- In addition, one of the cigars actually made a swooping/whistling noise for two thirds of the cigar. This isn’t the first time this has happened, although I cannot remember for the life of me the last time this took place. It’s not terribly shocking given how many cigars I smoke that one of them would produce sound given how cigars are rolled, it was obviously annoying, but that particular example was the best tasting example of the Nestor Miranda 70th Dominican I found, which sums up my experience well, I think.
- Miami Cigar & Co. is discontinuing the Plasencia-made Humo Jaguar, which means the only product it distributes not made by La Aurora or My Father is the El Titan de Bronze-produced Casa Miranda Chapter 1.
- I’d prefer Lanceros to be 7 1/2 x 38, but I understand that some times the extra two ring gauge can make a world of difference for the flavor. It’s also significantly easier to roll.
- Nestor Miranda, his late son Danny—Danno—and daughter Tatiana—Tatiana—all have cigars in their honor. Interestingly, the same holds true for the Garcías. José “Don Pepín” García has the DPG Blue, his son Jaime has the Jaime Garcia Reserva Especial and the La Dueña is made for Pepín’s daughter, Janny García.

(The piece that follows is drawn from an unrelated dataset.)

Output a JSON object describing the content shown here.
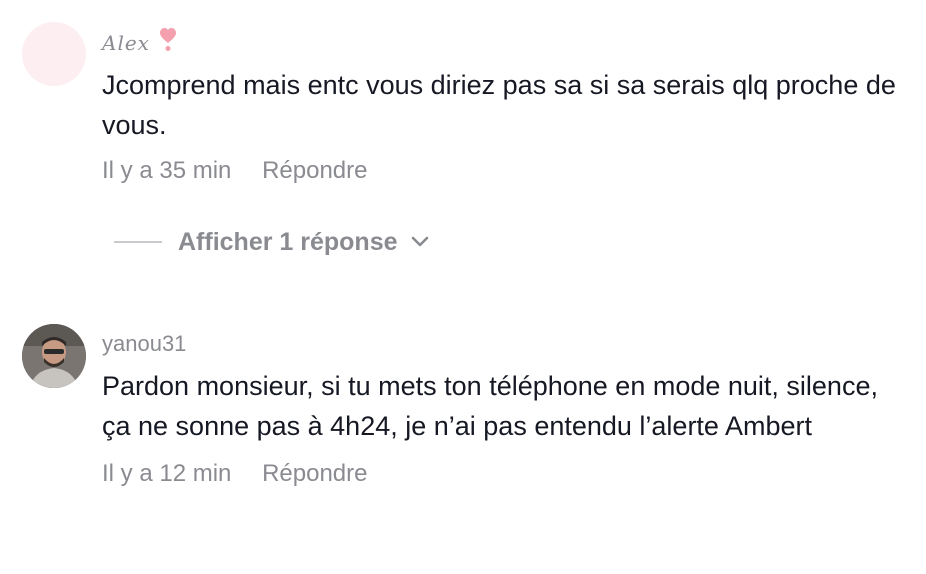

- Final smoking time was one hour and 35 minutes.
- At this point, our site sponsors appear to all be sold-out.
At best, this was a monotonously one-dimensional harsh cigar, at worst, it was disgustingly bad. It's been a while where a cigar was this bad, a while. It does not make much sense to me given La Aurora's ability to make some of my favorite Lanceros, and then there's this, just awful. This is far and away my least favorite cigar La Aurora has made and I've tried most of what the company has for sale today. I agree with Brooks Whittington that the Nicaragua version is noticeably better, but I disagree with how good of a cigar it is. Overall, the packaging—both the container for the cigars and the bands themselves—was top-notch, what was inside was anything but. Even absent the first and final thirds—i.e. the majority of the cigar—it's hard to recommend this cigar with them it's easy to say stay away.